Me: No,I don’t want to pray together. I think there has been a mistake and you need to leave.
(Now I was speaking firmly with direction, fighting back tears)
Nurse: These are the orders I received from the hospital.
Me: This is my discharge paperwork from the hospital.
(We compare notes).
Nurse: Oh, I’m sorry. There has been a misunderstanding. I’m so sorry to upset you.
Somewhere along the line, I started to second guess myself and was wondering if I was living in denial or perhaps they didn’t tell me everything regarding my case. It was a panic situation for sure, but she left and I breathed a sign of relief.
I was finally transferred the following day to an inpatient facility where I spent the next two weeks learning to eat, regain my balance, walk, etc.
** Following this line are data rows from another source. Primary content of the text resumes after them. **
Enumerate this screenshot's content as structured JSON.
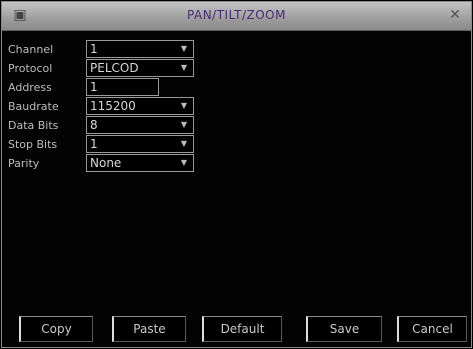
{
  "window": {
    "title": "PAN/TILT/ZOOM"
  },
  "fields": [
    {
      "label": "Channel",
      "value": "1",
      "kind": "select"
    },
    {
      "label": "Protocol",
      "value": "PELCOD",
      "kind": "select"
    },
    {
      "label": "Address",
      "value": "1",
      "kind": "text"
    },
    {
      "label": "Baudrate",
      "value": "115200",
      "kind": "select"
    },
    {
      "label": "Data Bits",
      "value": "8",
      "kind": "select"
    },
    {
      "label": "Stop Bits",
      "value": "1",
      "kind": "select"
    },
    {
      "label": "Parity",
      "value": "None",
      "kind": "select"
    }
  ],
  "buttons": {
    "copy": "Copy",
    "paste": "Paste",
    "default": "Default",
    "save": "Save",
    "cancel": "Cancel"
  },
  "icons": {
    "window": "dvr-icon",
    "close": "close-icon",
    "dropdown": "chevron-down-icon"
  }
}
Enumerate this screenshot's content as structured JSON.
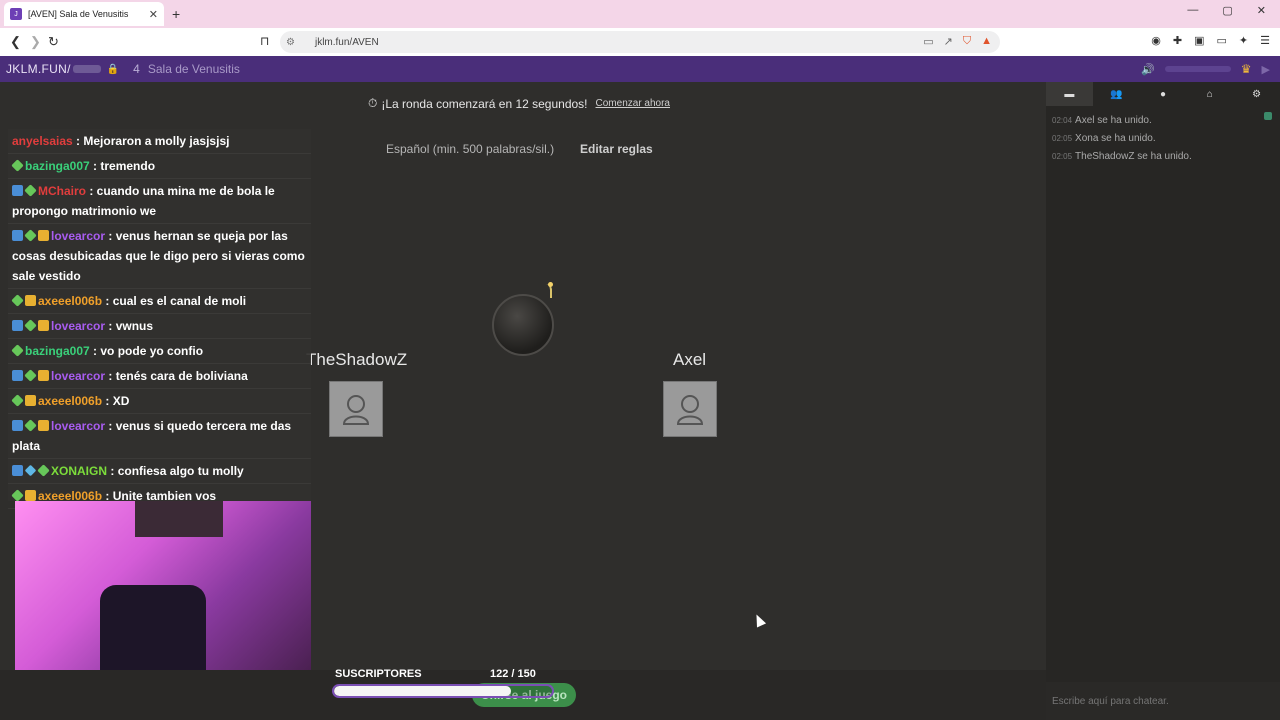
{
  "browser": {
    "tab_title": "[AVEN] Sala de Venusitis",
    "favicon_label": "J",
    "new_tab": "+",
    "url": "jklm.fun/AVEN",
    "window_controls": [
      "—",
      "▢",
      "✕"
    ]
  },
  "header": {
    "site": "JKLM.FUN/",
    "player_count": "4",
    "room_name": "Sala de Venusitis"
  },
  "game": {
    "banner_text": "¡La ronda comenzará en 12 segundos!",
    "start_now": "Comenzar ahora",
    "rules_text": "Español (min. 500 palabras/sil.)",
    "edit_rules": "Editar reglas",
    "player_left": "TheShadowZ",
    "player_right": "Axel",
    "join_button": "Unirse al juego"
  },
  "subs": {
    "label": "SUSCRIPTORES",
    "count": "122  / 150",
    "current": 122,
    "goal": 150
  },
  "chat_overlay": [
    {
      "badges": [],
      "user": "anyelsaias",
      "color": "red",
      "text": "Mejoraron a molly jasjsjsj"
    },
    {
      "badges": [
        "sub"
      ],
      "user": "bazinga007",
      "color": "green",
      "text": "tremendo"
    },
    {
      "badges": [
        "mod",
        "sub"
      ],
      "user": "MChairo",
      "color": "red",
      "text": "cuando una mina me de bola le propongo matrimonio we"
    },
    {
      "badges": [
        "mod",
        "sub",
        "vip"
      ],
      "user": "lovearcor",
      "color": "purple",
      "text": "venus hernan se queja por las cosas desubicadas que le digo pero si vieras como sale vestido"
    },
    {
      "badges": [
        "sub",
        "vip"
      ],
      "user": "axeeel006b",
      "color": "orange",
      "text": "cual es el canal de moli"
    },
    {
      "badges": [
        "mod",
        "sub",
        "vip"
      ],
      "user": "lovearcor",
      "color": "purple",
      "text": "vwnus"
    },
    {
      "badges": [
        "sub"
      ],
      "user": "bazinga007",
      "color": "green",
      "text": "vo pode yo confio"
    },
    {
      "badges": [
        "mod",
        "sub",
        "vip"
      ],
      "user": "lovearcor",
      "color": "purple",
      "text": "tenés cara de boliviana"
    },
    {
      "badges": [
        "sub",
        "vip"
      ],
      "user": "axeeel006b",
      "color": "orange",
      "text": "XD"
    },
    {
      "badges": [
        "mod",
        "sub",
        "vip"
      ],
      "user": "lovearcor",
      "color": "purple",
      "text": "venus si quedo tercera me das plata"
    },
    {
      "badges": [
        "mod",
        "gem",
        "sub"
      ],
      "user": "XONAIGN",
      "color": "lime",
      "text": "confiesa algo tu molly"
    },
    {
      "badges": [
        "sub",
        "vip"
      ],
      "user": "axeeel006b",
      "color": "orange",
      "text": "Unite tambien vos"
    }
  ],
  "sidebar": {
    "tabs": [
      "chat-icon",
      "players-icon",
      "bomb-icon",
      "home-icon",
      "settings-icon"
    ],
    "log": [
      {
        "time": "02:04",
        "text": "Axel se ha unido."
      },
      {
        "time": "02:05",
        "text": "Xona se ha unido."
      },
      {
        "time": "02:05",
        "text": "TheShadowZ se ha unido."
      }
    ],
    "chat_placeholder": "Escribe aquí para chatear."
  },
  "colors": {
    "header_bg": "#4a2e7a",
    "tab_bar_bg": "#f4d6e8",
    "join_green": "#3c8f4a"
  }
}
I was so thankful, but bitter all at the same time because the physical therapist helping me was a healthy, and beautiful 25 year old girl. Here we were the same age, and I was fiercely jealous. Fiercely jealous she had the good fortune of good health. My jealously was quickly sqauelched by the extreme gratitifude I felt toward her. She took such good care of me.
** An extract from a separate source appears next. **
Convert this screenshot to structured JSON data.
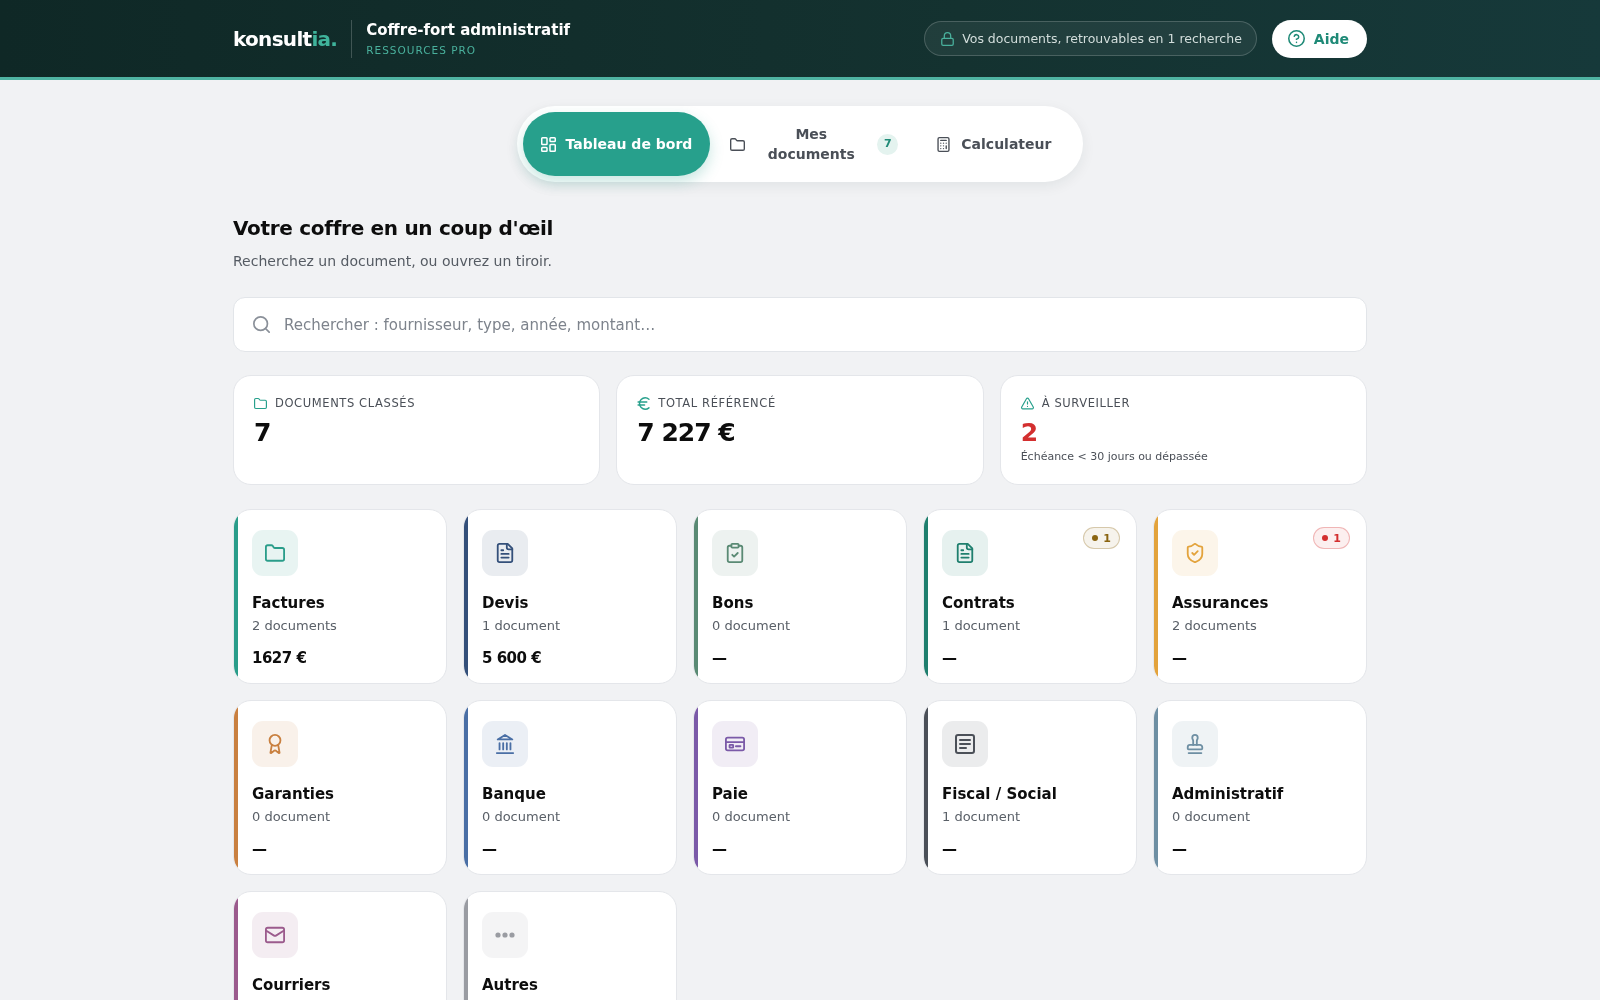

From there is was on to eight weeks of outpatient rehab. It was fine. A little creepy because I couldn’t drive myself and I was completely dependent on creepy cab drivers to transport me to and from rehab. There was the one creepy pigeon guy that would drive me to his house and make me look at his creepy pigeon collection. There were a couple of times I wasn’t sure I was going to make it to rehab, but thankfully I did.
I was glad to finally graduate from the program and move on with my life which really meant moving back to California. There was no way we could remain in Virginia having survived such a challenging medical dilema. We were anxious to move to be closer to family and friends again. Yes, everything in life happens for a reason. We moved here to save my life. I do believe my grandma Maxine gave that piece of exercise equipment a nudge so they would find the tumor before it was to late for the doctors to help me.
Family and friends... where would we be without them? It’s who you’ve got in your life, not the things in your life. Remember that and you’ll be a very happy person. And the next time you want to get really pissed off, remember everything happens for a reason.